◆ What you should do ◆
Please filter the entries and return only the lines that include "orig".

╭──

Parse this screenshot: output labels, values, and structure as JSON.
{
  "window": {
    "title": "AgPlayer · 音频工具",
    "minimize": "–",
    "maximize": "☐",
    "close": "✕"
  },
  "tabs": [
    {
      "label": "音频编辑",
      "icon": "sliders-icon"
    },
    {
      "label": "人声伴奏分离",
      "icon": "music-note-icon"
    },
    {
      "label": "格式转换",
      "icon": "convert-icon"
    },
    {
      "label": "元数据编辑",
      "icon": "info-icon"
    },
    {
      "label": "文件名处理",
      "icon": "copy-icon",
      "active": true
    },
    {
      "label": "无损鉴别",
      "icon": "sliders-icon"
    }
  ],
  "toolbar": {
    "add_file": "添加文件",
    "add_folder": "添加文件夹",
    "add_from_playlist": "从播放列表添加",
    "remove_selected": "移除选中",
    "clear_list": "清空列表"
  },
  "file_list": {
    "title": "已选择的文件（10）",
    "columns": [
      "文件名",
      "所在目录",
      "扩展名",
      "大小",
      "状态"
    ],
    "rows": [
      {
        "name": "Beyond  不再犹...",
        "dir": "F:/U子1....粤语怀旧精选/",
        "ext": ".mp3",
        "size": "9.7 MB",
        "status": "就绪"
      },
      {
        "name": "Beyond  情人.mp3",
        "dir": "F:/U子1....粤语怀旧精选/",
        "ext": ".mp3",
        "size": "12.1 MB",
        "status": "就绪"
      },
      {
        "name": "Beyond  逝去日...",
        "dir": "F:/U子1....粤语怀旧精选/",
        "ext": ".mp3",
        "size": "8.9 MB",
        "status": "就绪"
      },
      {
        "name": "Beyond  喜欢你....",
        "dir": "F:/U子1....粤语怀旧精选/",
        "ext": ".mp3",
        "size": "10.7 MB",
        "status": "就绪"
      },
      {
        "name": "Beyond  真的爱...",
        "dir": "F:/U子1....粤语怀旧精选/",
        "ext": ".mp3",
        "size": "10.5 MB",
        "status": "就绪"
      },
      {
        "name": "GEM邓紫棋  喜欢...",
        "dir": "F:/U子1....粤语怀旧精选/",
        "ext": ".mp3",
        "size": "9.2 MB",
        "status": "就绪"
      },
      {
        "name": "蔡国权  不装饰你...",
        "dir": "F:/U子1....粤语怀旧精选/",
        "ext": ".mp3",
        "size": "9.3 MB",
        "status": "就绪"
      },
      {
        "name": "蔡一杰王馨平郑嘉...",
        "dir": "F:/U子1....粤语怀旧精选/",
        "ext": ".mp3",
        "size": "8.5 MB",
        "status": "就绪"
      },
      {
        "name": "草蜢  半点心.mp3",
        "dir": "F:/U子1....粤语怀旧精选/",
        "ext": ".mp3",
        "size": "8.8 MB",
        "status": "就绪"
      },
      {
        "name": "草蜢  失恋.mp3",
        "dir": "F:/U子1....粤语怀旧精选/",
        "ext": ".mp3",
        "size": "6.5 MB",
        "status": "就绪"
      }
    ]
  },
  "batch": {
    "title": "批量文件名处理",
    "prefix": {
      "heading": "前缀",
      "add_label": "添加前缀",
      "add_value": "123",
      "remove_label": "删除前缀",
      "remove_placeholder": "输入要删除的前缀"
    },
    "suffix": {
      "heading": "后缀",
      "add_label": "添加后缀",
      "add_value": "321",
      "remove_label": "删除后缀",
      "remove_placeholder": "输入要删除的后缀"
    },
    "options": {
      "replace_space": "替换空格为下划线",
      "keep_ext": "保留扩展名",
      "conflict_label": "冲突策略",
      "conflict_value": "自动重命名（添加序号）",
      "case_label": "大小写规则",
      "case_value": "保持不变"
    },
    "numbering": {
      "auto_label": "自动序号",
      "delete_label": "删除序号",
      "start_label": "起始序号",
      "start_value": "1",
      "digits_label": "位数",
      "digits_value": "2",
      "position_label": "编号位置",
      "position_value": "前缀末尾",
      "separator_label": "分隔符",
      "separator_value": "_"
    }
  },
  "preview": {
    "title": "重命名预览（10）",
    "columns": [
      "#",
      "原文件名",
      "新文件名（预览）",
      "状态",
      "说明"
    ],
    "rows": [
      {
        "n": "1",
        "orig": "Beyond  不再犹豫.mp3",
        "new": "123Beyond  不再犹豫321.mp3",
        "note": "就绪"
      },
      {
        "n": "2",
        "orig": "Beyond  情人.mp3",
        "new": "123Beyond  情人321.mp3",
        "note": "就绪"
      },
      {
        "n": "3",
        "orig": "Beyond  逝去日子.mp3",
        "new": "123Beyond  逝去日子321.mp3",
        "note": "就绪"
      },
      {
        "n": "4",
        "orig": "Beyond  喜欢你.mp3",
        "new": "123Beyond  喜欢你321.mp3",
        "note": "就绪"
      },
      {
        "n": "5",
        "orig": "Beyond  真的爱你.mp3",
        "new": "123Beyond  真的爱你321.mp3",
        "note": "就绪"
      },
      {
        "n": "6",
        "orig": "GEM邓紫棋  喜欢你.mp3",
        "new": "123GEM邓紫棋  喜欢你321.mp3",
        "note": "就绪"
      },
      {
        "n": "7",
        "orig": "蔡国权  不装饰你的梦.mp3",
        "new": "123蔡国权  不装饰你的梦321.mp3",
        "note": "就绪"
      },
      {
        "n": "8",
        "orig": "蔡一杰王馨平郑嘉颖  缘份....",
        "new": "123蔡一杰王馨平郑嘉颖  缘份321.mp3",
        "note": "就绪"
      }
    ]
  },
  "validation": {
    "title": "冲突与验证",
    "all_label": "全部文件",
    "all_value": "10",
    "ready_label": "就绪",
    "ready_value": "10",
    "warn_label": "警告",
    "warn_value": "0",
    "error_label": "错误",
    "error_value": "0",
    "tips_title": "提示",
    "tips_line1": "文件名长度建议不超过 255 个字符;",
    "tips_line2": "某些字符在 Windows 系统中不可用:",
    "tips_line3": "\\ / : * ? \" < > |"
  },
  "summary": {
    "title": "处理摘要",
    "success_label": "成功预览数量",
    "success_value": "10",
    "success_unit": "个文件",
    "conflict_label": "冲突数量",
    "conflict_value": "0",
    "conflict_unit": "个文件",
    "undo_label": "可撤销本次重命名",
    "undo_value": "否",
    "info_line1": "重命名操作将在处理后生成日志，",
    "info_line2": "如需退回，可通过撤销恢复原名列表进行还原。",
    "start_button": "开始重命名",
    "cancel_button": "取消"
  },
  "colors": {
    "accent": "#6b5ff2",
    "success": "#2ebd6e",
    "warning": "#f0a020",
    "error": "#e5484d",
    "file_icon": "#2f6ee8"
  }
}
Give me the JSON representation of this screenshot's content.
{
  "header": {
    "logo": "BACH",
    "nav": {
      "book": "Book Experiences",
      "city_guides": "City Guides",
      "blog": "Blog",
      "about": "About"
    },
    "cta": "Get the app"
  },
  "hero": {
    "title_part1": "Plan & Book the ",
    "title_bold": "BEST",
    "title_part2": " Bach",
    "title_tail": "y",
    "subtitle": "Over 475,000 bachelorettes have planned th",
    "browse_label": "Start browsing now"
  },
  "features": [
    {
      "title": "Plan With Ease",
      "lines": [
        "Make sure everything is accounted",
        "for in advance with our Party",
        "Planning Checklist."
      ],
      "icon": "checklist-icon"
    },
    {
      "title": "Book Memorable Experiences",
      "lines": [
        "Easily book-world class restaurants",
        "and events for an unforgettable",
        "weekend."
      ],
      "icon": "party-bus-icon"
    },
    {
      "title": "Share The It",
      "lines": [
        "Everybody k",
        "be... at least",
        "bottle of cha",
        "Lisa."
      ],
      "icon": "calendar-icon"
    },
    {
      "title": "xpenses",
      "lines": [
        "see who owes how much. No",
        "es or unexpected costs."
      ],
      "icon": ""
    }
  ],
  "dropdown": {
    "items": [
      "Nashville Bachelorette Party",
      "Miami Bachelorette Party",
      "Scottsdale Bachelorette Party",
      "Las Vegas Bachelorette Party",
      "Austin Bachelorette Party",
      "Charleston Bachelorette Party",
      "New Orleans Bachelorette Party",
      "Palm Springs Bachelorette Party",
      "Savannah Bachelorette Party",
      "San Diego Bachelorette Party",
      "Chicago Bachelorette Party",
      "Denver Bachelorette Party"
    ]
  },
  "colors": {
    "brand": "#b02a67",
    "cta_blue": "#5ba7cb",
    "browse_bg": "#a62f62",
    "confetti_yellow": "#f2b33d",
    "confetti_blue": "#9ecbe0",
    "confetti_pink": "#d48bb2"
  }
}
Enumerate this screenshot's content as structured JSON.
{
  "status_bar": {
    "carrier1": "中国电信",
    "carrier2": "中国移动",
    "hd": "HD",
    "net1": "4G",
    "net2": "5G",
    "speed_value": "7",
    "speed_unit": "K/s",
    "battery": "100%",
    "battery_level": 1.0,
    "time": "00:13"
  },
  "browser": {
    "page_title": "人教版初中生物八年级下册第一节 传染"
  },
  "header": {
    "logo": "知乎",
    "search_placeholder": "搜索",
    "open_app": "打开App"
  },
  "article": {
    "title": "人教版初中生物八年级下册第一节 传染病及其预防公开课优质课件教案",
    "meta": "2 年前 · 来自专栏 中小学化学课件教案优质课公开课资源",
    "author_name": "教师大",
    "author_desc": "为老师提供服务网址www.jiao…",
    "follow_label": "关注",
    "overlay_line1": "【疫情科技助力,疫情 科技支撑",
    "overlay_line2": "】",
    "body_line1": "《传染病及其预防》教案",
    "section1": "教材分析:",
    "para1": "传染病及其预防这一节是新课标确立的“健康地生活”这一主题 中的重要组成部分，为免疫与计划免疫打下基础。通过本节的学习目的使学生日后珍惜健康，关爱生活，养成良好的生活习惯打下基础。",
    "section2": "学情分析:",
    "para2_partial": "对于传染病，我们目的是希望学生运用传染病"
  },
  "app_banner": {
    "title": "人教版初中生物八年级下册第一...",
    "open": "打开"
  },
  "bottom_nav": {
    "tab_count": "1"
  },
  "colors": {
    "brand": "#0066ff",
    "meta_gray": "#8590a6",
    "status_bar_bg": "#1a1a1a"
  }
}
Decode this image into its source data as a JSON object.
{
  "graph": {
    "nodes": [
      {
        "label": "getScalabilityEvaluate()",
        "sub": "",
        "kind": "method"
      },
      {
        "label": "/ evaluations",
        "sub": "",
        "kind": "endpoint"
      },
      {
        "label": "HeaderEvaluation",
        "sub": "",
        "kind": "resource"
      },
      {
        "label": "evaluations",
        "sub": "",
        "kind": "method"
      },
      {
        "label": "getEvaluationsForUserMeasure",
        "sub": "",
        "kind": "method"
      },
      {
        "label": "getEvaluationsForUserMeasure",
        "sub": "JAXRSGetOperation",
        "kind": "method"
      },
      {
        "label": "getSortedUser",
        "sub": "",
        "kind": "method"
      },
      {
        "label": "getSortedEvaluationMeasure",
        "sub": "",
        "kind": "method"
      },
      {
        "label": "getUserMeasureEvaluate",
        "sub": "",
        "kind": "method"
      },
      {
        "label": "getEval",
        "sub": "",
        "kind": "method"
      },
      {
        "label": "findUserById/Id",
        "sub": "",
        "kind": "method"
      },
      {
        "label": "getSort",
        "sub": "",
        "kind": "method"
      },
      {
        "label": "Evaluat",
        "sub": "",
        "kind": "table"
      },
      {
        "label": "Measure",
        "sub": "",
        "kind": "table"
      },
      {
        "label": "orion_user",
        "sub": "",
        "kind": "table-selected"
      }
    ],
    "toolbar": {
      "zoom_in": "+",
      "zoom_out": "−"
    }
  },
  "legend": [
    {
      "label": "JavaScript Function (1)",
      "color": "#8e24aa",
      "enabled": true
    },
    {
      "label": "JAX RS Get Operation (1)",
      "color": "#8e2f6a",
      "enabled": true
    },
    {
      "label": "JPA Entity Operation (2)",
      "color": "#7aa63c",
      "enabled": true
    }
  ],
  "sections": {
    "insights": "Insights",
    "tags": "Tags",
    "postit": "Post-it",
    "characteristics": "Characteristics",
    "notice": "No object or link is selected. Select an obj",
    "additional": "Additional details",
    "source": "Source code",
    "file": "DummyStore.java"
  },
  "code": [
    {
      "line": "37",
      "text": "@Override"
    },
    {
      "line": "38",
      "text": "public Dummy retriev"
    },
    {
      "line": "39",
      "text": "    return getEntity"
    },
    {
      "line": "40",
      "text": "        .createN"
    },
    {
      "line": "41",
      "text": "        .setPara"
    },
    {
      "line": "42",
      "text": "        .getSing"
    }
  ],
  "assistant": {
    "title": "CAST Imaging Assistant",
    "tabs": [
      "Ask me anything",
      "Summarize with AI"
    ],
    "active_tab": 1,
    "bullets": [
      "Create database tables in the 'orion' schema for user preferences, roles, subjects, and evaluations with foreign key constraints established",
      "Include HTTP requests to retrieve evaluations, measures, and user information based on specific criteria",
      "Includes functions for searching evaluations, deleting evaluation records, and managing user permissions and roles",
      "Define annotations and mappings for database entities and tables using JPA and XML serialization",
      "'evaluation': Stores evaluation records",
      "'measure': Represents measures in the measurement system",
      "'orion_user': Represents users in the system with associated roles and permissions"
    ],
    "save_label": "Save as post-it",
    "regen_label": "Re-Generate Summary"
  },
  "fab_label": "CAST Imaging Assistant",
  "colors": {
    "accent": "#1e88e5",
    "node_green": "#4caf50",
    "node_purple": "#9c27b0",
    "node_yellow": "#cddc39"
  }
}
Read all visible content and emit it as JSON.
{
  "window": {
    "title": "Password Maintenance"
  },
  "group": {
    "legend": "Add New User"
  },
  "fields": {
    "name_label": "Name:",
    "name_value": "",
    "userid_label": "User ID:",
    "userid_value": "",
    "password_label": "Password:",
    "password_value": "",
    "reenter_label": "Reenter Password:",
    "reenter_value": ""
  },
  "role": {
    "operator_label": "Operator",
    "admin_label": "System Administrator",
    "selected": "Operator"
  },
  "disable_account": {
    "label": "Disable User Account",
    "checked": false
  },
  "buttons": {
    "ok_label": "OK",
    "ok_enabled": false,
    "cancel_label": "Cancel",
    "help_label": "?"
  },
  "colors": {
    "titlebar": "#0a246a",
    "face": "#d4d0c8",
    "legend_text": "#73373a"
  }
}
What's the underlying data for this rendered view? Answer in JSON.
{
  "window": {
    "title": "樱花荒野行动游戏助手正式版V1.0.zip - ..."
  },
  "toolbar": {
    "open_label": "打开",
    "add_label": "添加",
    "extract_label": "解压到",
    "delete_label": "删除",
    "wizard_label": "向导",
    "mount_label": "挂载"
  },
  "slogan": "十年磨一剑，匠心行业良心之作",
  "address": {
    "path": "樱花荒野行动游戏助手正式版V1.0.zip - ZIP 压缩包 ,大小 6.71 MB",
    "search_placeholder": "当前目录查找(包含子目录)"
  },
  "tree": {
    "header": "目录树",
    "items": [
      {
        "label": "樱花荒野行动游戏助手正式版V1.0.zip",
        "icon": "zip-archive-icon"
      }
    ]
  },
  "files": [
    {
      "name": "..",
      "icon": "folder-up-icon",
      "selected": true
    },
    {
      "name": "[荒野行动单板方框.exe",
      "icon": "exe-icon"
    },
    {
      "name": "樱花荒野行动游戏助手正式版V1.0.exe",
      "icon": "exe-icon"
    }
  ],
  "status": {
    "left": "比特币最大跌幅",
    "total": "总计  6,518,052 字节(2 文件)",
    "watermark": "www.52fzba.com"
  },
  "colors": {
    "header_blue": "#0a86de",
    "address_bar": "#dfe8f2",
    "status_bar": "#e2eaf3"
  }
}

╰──

◆ Solution to this problem ◆
        "orig": "Beyond  不再犹豫.mp3",
        "orig": "Beyond  情人.mp3",
        "orig": "Beyond  逝去日子.mp3",
        "orig": "Beyond  喜欢你.mp3",
        "orig": "Beyond  真的爱你.mp3",
        "orig": "GEM邓紫棋  喜欢你.mp3",
        "orig": "蔡国权  不装饰你的梦.mp3",
        "orig": "蔡一杰王馨平郑嘉颖  缘份....",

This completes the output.